Today, the balance of power in Asia is shifting towards Communist China as American firms continue to support the Beijing regime. Only Donald Trump has talked about "controlling China through trade" among presidential hopefuls. However, news that Michael Pillsbury, Director for Chinese Strategy at the Hudson Institute, is an advisor to Sen. Ted Cruz holds open the chance that the Texas Republican will wake up to the danger and stop complaining that prices will go up at Walmart if China is confronted. Pillsbury's new, must-read book, The Hundred Year Marathon: China's Secret Strategy to Replace America as the Global Superpower, places heavy emphasis on the economic component of the U.S.-China rivalry and draws on the lessons to be learned from President Ronald Reagan's defeat of the Soviet Union.

Policy towards Cuba, Iran, China and other adversaries cannot be evaluated without taking into account the dangerous lobbying efforts of special interest groups and their impact on a certain breed of politician who cannot put the strategic interests of the country ahead of the petty interests of the country club. Voters need to insist that officials fulfill their premier duties as national leaders.     

William R. Hawkins is a consultant specializing in international economic and national security issues. He is a former economics professor and Republican Congressional staff member.

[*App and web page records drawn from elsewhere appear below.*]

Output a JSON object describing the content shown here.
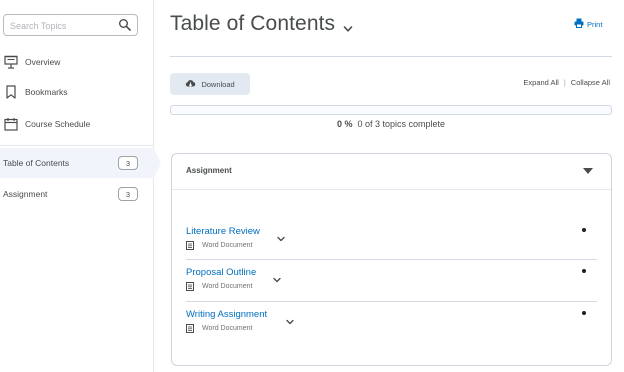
{
  "sidebar": {
    "search": {
      "placeholder": "Search Topics",
      "value": ""
    },
    "nav": [
      {
        "label": "Overview",
        "icon": "presentation-icon"
      },
      {
        "label": "Bookmarks",
        "icon": "bookmark-icon"
      },
      {
        "label": "Course Schedule",
        "icon": "calendar-icon"
      }
    ],
    "toc": [
      {
        "label": "Table of Contents",
        "count": "3",
        "selected": true
      },
      {
        "label": "Assignment",
        "count": "3",
        "selected": false
      }
    ]
  },
  "header": {
    "title": "Table of Contents",
    "print_label": "Print"
  },
  "actions": {
    "download_label": "Download",
    "expand_all": "Expand All",
    "separator": "|",
    "collapse_all": "Collapse All"
  },
  "progress": {
    "percent_label": "0 %",
    "summary": "0 of 3 topics complete",
    "fraction": 0
  },
  "module": {
    "title": "Assignment",
    "topics": [
      {
        "title": "Literature Review",
        "type": "Word Document"
      },
      {
        "title": "Proposal Outline",
        "type": "Word Document"
      },
      {
        "title": "Writing Assignment",
        "type": "Word Document"
      }
    ]
  },
  "colors": {
    "link": "#006fbf",
    "text": "#494c4e",
    "button_bg": "#e3e9f1",
    "selected_bg": "#f1f5fb"
  }
}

blog comments powered by Disqus

FSM Archives

10 year FSM Anniversary